I have been a goal-oriented person for as long as I can remember. Graduate college in X years – check. Earn X dollars per year by 30 – check. Read more books and watch less TV – check. Call mom every Sunday – 80% check.
I recently finished “It Doesn’t Have to Be Crazy at Work” by Jason Fried (founder of company Basecamp), which I highly recommend. The book is a series of essays about how you don’t have to kill yourself at work, answer emails at all hours, and be stressed all the time to be successful in your work life. One of the essays is titled “Our Goal: No Goals.” The owners of Basecamp don’t set regular goals for their business, which is highly unusual in corporate America. Their only two goals, which haven’t changed, are to stay in business and be profitable. Jason notes that:
“A goal is something that goes away when you hit it. Once you’ve reached it, it’s gone.”
I totally can relate to this. I love the journey a goal takes you on. It can take you to the gym 4x per week. Or take you on intimate walks with your spouse. Or take you on a learning journey. But once you reach the destination, then what?
My buddy Jeremy penned a piece about goals and I want to highlight a passage:
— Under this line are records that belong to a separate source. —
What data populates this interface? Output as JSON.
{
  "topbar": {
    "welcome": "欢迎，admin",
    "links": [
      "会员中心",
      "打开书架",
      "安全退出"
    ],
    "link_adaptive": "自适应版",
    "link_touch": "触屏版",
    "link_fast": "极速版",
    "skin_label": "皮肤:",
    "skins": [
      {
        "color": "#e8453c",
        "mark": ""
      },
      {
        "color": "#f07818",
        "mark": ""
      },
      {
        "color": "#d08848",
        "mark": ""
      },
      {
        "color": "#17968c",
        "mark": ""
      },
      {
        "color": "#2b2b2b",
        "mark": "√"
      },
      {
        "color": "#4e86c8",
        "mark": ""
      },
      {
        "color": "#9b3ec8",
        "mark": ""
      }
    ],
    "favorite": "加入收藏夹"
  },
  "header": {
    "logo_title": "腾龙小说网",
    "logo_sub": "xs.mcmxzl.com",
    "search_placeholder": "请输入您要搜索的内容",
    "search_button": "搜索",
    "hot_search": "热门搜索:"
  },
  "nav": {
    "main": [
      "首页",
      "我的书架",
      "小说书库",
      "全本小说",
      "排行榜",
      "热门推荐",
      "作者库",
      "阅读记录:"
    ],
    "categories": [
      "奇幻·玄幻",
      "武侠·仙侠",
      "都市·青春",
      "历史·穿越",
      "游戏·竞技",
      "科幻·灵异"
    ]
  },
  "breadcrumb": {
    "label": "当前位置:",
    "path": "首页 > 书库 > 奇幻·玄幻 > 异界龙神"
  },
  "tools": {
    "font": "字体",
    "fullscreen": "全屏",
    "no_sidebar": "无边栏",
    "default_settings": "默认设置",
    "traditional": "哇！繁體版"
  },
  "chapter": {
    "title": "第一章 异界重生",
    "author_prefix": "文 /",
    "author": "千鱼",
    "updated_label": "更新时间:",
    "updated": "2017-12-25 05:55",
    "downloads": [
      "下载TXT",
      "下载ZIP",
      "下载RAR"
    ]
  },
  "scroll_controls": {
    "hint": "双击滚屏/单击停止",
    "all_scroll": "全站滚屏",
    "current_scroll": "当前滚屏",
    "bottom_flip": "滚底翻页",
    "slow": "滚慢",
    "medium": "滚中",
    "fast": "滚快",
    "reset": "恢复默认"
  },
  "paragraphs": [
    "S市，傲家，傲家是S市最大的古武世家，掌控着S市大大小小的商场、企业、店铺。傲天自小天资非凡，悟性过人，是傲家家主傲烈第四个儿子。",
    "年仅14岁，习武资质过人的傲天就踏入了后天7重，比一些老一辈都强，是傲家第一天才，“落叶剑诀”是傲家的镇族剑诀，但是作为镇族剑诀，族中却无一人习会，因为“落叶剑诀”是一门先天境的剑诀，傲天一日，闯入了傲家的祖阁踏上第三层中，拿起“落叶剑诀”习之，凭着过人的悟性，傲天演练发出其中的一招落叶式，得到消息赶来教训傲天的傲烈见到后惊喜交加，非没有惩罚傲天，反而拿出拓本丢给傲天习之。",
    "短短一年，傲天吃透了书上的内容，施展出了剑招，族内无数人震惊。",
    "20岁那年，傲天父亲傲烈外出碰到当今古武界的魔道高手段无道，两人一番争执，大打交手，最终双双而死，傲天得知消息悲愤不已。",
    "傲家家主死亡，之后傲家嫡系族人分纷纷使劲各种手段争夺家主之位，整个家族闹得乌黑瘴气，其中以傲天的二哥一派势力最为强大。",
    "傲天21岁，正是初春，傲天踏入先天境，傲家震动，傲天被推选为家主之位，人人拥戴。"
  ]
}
“Similarly, you should beware of goals that others set that you take as your own. As my friend Ashby wisely asks for many decisions and goals: “At what cost?” Some friends or colleagues may have higher income goals, or a new home goal, or a certain vacation goal and are willing to make sacrifices to achieve those goals that you might not be. That’s absolutely fine – you be you, I’ll be me, and let them be them.”
A lot of times we set goals because we see others setting similar goals. Or we aspire to be more like someone else, so we set a goal that we think will get us there.
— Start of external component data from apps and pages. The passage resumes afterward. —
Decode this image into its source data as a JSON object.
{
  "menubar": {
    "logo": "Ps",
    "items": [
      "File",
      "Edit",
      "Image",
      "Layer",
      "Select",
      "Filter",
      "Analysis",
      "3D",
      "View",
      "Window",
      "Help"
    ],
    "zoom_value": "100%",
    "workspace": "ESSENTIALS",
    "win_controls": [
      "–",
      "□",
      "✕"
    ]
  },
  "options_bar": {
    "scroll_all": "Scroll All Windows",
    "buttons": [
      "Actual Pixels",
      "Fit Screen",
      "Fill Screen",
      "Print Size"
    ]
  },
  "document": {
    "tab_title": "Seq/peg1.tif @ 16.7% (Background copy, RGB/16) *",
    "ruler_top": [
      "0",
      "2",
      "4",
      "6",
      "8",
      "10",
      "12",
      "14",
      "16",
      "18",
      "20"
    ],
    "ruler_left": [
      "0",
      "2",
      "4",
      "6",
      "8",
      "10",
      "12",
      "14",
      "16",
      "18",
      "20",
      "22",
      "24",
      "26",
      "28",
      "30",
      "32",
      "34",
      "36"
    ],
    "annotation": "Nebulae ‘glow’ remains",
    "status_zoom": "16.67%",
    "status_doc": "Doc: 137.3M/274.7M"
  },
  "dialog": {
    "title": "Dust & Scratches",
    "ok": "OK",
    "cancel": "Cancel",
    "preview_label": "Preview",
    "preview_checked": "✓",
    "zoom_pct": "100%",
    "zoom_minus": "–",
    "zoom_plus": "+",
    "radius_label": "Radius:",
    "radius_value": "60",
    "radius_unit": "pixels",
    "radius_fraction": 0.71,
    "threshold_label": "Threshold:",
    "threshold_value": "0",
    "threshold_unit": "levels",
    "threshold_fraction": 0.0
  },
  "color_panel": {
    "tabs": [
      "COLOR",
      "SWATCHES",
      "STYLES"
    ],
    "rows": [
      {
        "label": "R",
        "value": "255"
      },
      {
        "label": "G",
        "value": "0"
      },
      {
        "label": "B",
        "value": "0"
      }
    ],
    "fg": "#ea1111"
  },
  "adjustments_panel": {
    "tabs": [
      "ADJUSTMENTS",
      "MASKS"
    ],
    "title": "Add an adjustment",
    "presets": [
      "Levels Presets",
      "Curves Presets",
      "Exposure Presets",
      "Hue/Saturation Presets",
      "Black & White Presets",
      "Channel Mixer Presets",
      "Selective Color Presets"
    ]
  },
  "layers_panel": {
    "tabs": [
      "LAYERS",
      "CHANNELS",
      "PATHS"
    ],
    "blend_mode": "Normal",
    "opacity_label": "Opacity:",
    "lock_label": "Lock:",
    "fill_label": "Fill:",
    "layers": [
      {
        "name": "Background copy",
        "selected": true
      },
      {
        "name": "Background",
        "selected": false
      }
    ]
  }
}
Another reason why goal-setting can be silly at times is, as humans, we are incredible sandbaggers. We set goals that we know we can achieve, consciously or not. I sometimes wonder what type of outcomes we can have if we just put in effort, and try, without expectations for what will be awaiting us at the finish line.
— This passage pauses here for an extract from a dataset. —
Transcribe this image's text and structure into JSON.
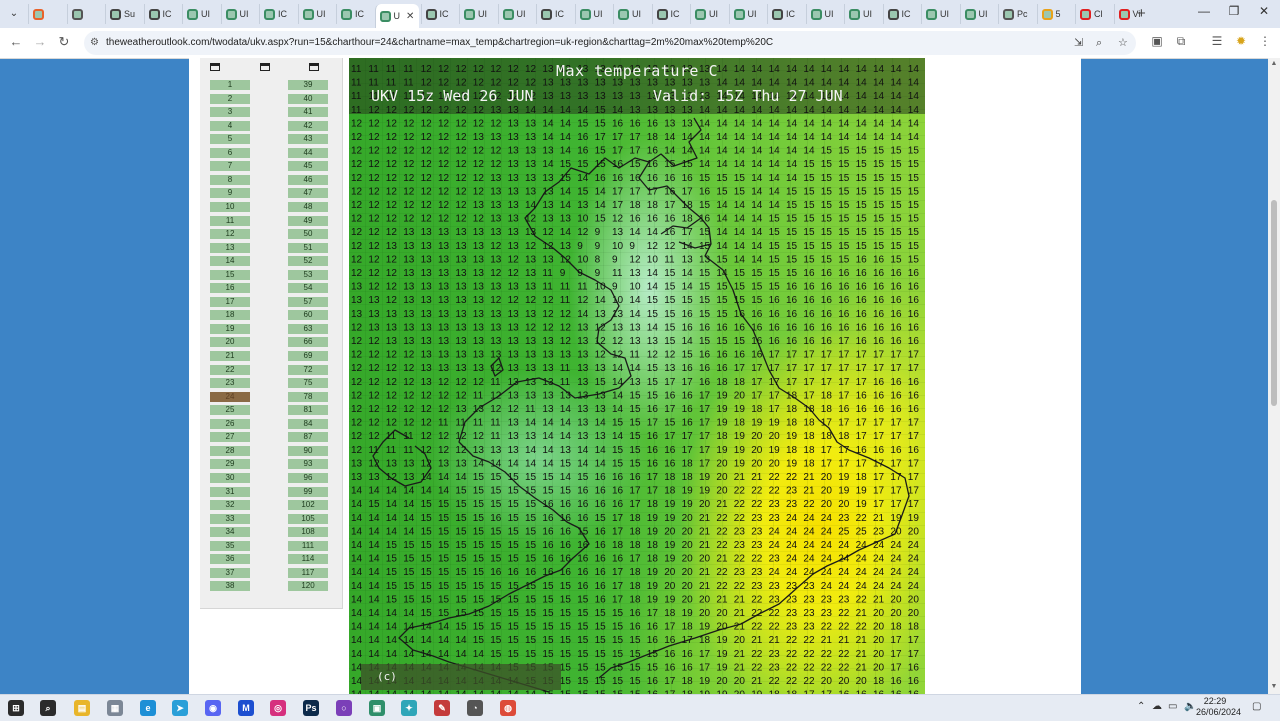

I want to continue to enjoy the journey in 2020. I already have a set of habits ingrained into me from years of goal-setting. I’m at a point where I’m happy, healthy, and my wife and I can provide for the life we want to currently lead. 2020, for me, is going to be a goalless year. I want to do a better job of enjoying the here and now, without getting caught up in what I “should be” doing or striving for.